Which went on to become the highest-grossing animated movie ever, making $1.2 billion — yes, billion — worldwide at the box office alone.
Now, TMZ is really highlighting that "lousy $926" is just .000077 percent of the movie's gross.
But based on the report, it's unclear whether the actress' court filing means she's trying to get more money.
And if you're feeling incensed for her, remember: Just because a movie does really well at the box office doesn't mean the actors involved get more dough. (Video via Walt Disney Animation Studios)
Getting a percentage of a movie's profits usually has to be negotiated into a contract from the start. And to get that percentage, you've likely got to bring star power to a movie.
Take Sean Connery, for instance. He was reportedly offered the part of the wizard Gandalf in "Lord of the Rings."
And producers offered him a whopping 15 percent of the film's earnings if he took it. Fifteen percent of the earnings of all three movies. (Video via New Line Cinema)
Connery didn't take the role, so he missed out on about $450 million. Seriously.
And for a success story, take Leonardo DiCaprio. The movie "Inception" was seen as risky, so he agreed to a pay cut to make the budget work. In exchange, he got a percentage of any ticket sales — and, according to Forbes, took home about $50 million. The movie was a box office smash.
Of course, Ganus isn't famous. Her story actually reminds us a bit of the talk surrounding Oscar-winner "Slumdog Millionaire" after its big success in 2008.
The child actors' parents argued the kids were underpaid, and this was coming from poor families. Quite the controversy.
But the studio and director Danny Boyle said the kids had been paid well, and Boyle set up a trust to make sure they got educations and better housing.

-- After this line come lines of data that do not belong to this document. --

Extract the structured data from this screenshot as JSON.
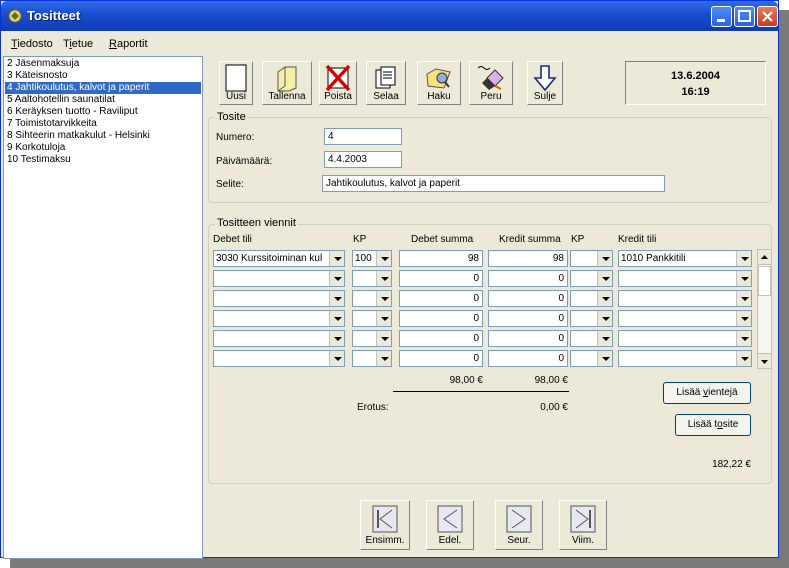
{
  "window": {
    "title": "Tositteet"
  },
  "menu": [
    {
      "pre": "",
      "u": "T",
      "post": "iedosto"
    },
    {
      "pre": "T",
      "u": "i",
      "post": "etue"
    },
    {
      "pre": "",
      "u": "R",
      "post": "aportit"
    }
  ],
  "list": [
    "2 Jäsenmaksuja",
    "3 Käteisnosto",
    "4 Jahtikoulutus, kalvot ja paperit",
    "5 Aaltohotellin saunatilat",
    "6 Keräyksen tuotto - Raviliput",
    "7 Toimistotarvikkeita",
    "8 Sihteerin matkakulut - Helsinki",
    "9 Korkotuloja",
    "10 Testimaksu"
  ],
  "toolbar": {
    "new": "Uusi",
    "save": "Tallenna",
    "delete": "Poista",
    "browse": "Selaa",
    "search": "Haku",
    "cancel": "Peru",
    "close": "Sulje"
  },
  "datetime": {
    "date": "13.6.2004",
    "time": "16:19"
  },
  "tosite": {
    "group_label": "Tosite",
    "numero_label": "Numero:",
    "numero": "4",
    "date_label": "Päivämäärä:",
    "date": "4.4.2003",
    "desc_label": "Selite:",
    "desc": "Jahtikoulutus, kalvot ja paperit"
  },
  "viennit": {
    "group_label": "Tositteen viennit",
    "headers": {
      "debit_account": "Debet tili",
      "kp1": "KP",
      "debit_sum": "Debet summa",
      "credit_sum": "Kredit summa",
      "kp2": "KP",
      "credit_account": "Kredit tili"
    },
    "rows": [
      {
        "debit_account": "3030 Kurssitoiminan kul",
        "kp1": "100",
        "debit": "98",
        "credit": "98",
        "kp2": "",
        "credit_account": "1010 Pankkitili"
      },
      {
        "debit_account": "",
        "kp1": "",
        "debit": "0",
        "credit": "0",
        "kp2": "",
        "credit_account": ""
      },
      {
        "debit_account": "",
        "kp1": "",
        "debit": "0",
        "credit": "0",
        "kp2": "",
        "credit_account": ""
      },
      {
        "debit_account": "",
        "kp1": "",
        "debit": "0",
        "credit": "0",
        "kp2": "",
        "credit_account": ""
      },
      {
        "debit_account": "",
        "kp1": "",
        "debit": "0",
        "credit": "0",
        "kp2": "",
        "credit_account": ""
      },
      {
        "debit_account": "",
        "kp1": "",
        "debit": "0",
        "credit": "0",
        "kp2": "",
        "credit_account": ""
      }
    ],
    "debit_total": "98,00 €",
    "credit_total": "98,00 €",
    "diff_label": "Erotus:",
    "diff": "0,00 €",
    "add_entries": {
      "pre": "Lisää ",
      "u": "v",
      "post": "ientejä"
    },
    "add_voucher": {
      "pre": "Lisää t",
      "u": "o",
      "post": "site"
    },
    "balance": "182,22 €"
  },
  "nav": {
    "first": "Ensimm.",
    "prev": "Edel.",
    "next": "Seur.",
    "last": "Viim."
  }
}
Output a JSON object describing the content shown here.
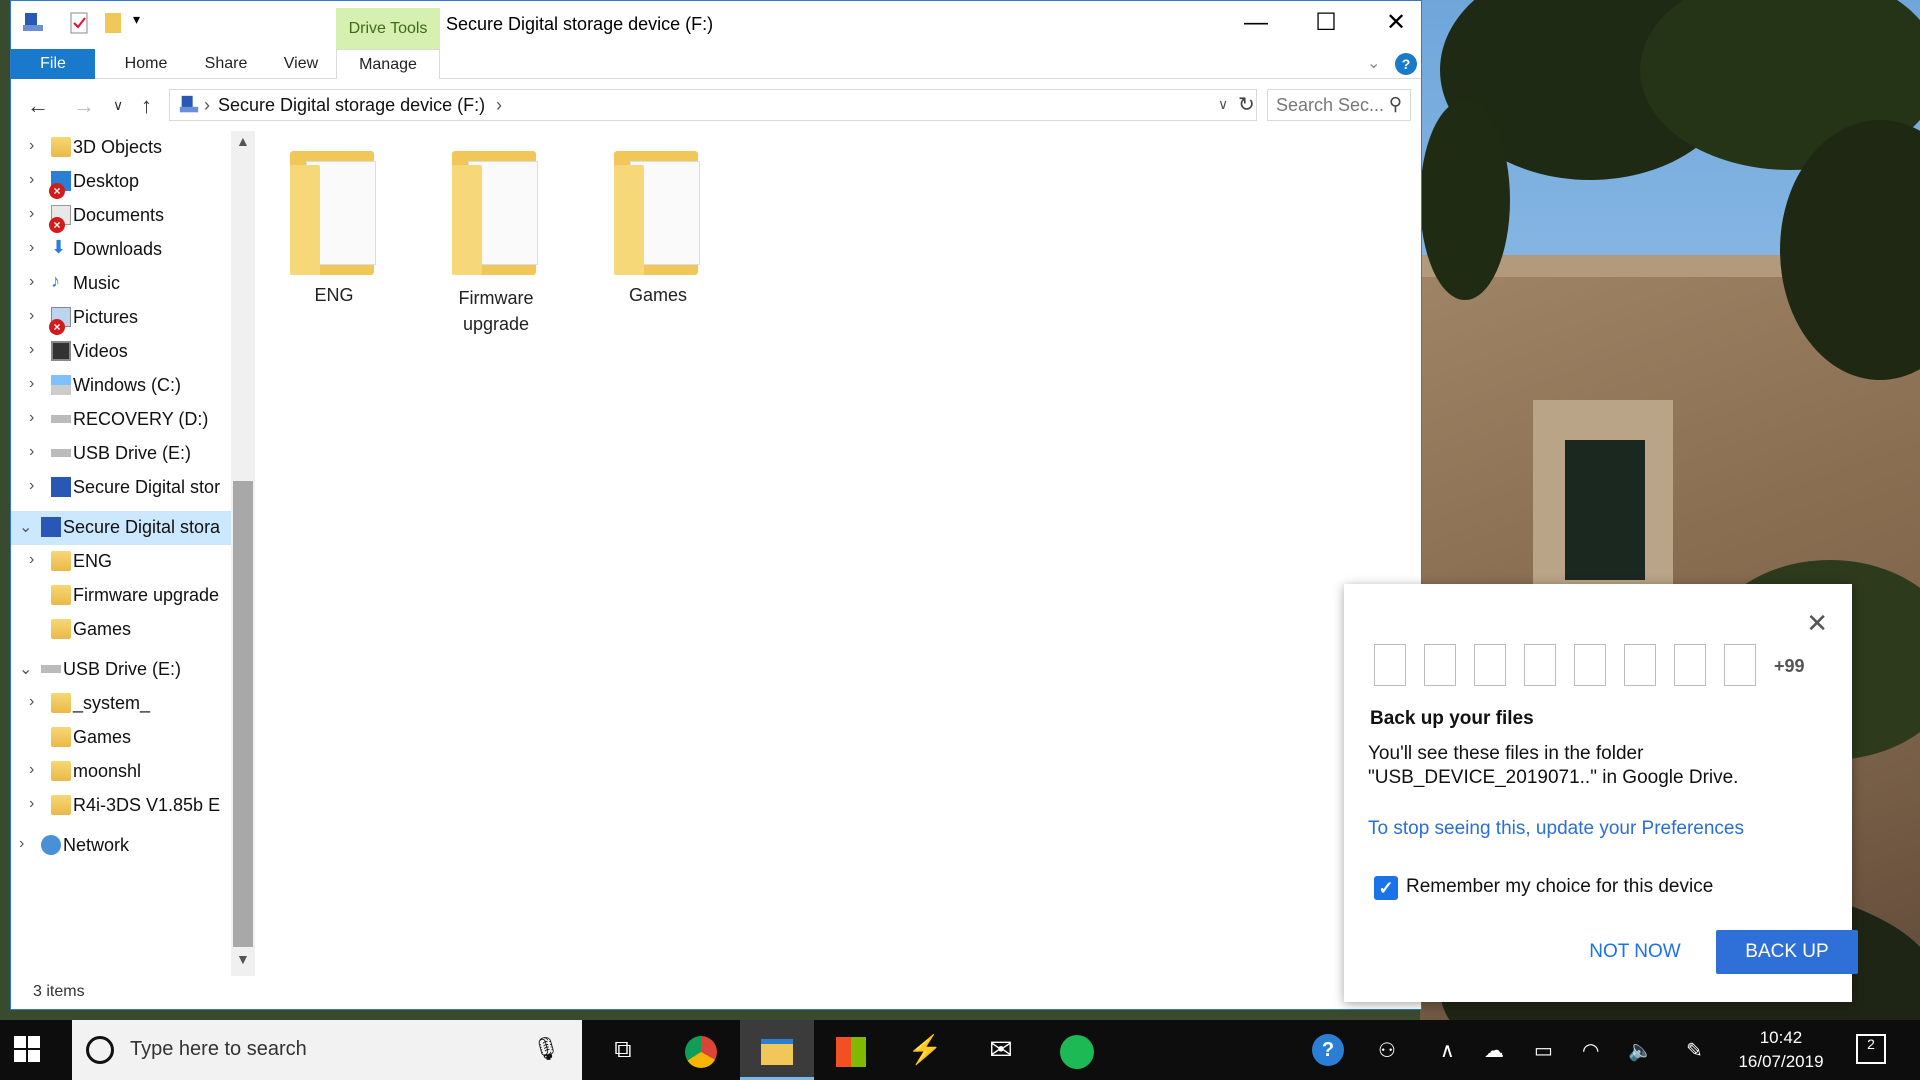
{
  "window": {
    "title": "Secure Digital storage device (F:)",
    "context_tab": "Drive Tools",
    "buttons": {
      "minimize": "—",
      "maximize": "☐",
      "close": "✕"
    }
  },
  "ribbon": {
    "tabs": [
      {
        "label": "File"
      },
      {
        "label": "Home"
      },
      {
        "label": "Share"
      },
      {
        "label": "View"
      },
      {
        "label": "Manage"
      }
    ]
  },
  "address": {
    "path": "Secure Digital storage device (F:)",
    "search_placeholder": "Search Sec..."
  },
  "nav": {
    "items": [
      {
        "label": "3D Objects"
      },
      {
        "label": "Desktop"
      },
      {
        "label": "Documents"
      },
      {
        "label": "Downloads"
      },
      {
        "label": "Music"
      },
      {
        "label": "Pictures"
      },
      {
        "label": "Videos"
      },
      {
        "label": "Windows (C:)"
      },
      {
        "label": "RECOVERY (D:)"
      },
      {
        "label": "USB Drive (E:)"
      },
      {
        "label": "Secure Digital stor"
      },
      {
        "label": "Secure Digital stora"
      },
      {
        "label": "ENG"
      },
      {
        "label": "Firmware upgrade"
      },
      {
        "label": "Games"
      },
      {
        "label": "USB Drive (E:)"
      },
      {
        "label": "_system_"
      },
      {
        "label": "Games"
      },
      {
        "label": "moonshl"
      },
      {
        "label": "R4i-3DS V1.85b E"
      },
      {
        "label": "Network"
      }
    ]
  },
  "content": {
    "folders": [
      {
        "label": "ENG"
      },
      {
        "label": "Firmware upgrade"
      },
      {
        "label": "Games"
      }
    ]
  },
  "status": {
    "items": "3 items"
  },
  "popup": {
    "more_count": "+99",
    "title": "Back up your files",
    "body": "You'll see these files in the folder \"USB_DEVICE_2019071..\" in Google Drive.",
    "link": "To stop seeing this, update your Preferences",
    "checkbox_label": "Remember my choice for this device",
    "checkbox_checked": true,
    "not_now": "NOT NOW",
    "back_up": "BACK UP",
    "accent_color": "#2f6fd8"
  },
  "taskbar": {
    "search_placeholder": "Type here to search",
    "time": "10:42",
    "date": "16/07/2019",
    "notification_count": "2"
  }
}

Ganus was much more experienced, though — when she appeared in "Frozen," she'd already done voice work in "Ice Age: The Meltdown," "South Park" and "Happy Feet."
There's been no comment from Ganus or Disney on TMZ's story.
This video includes images from Getty Images.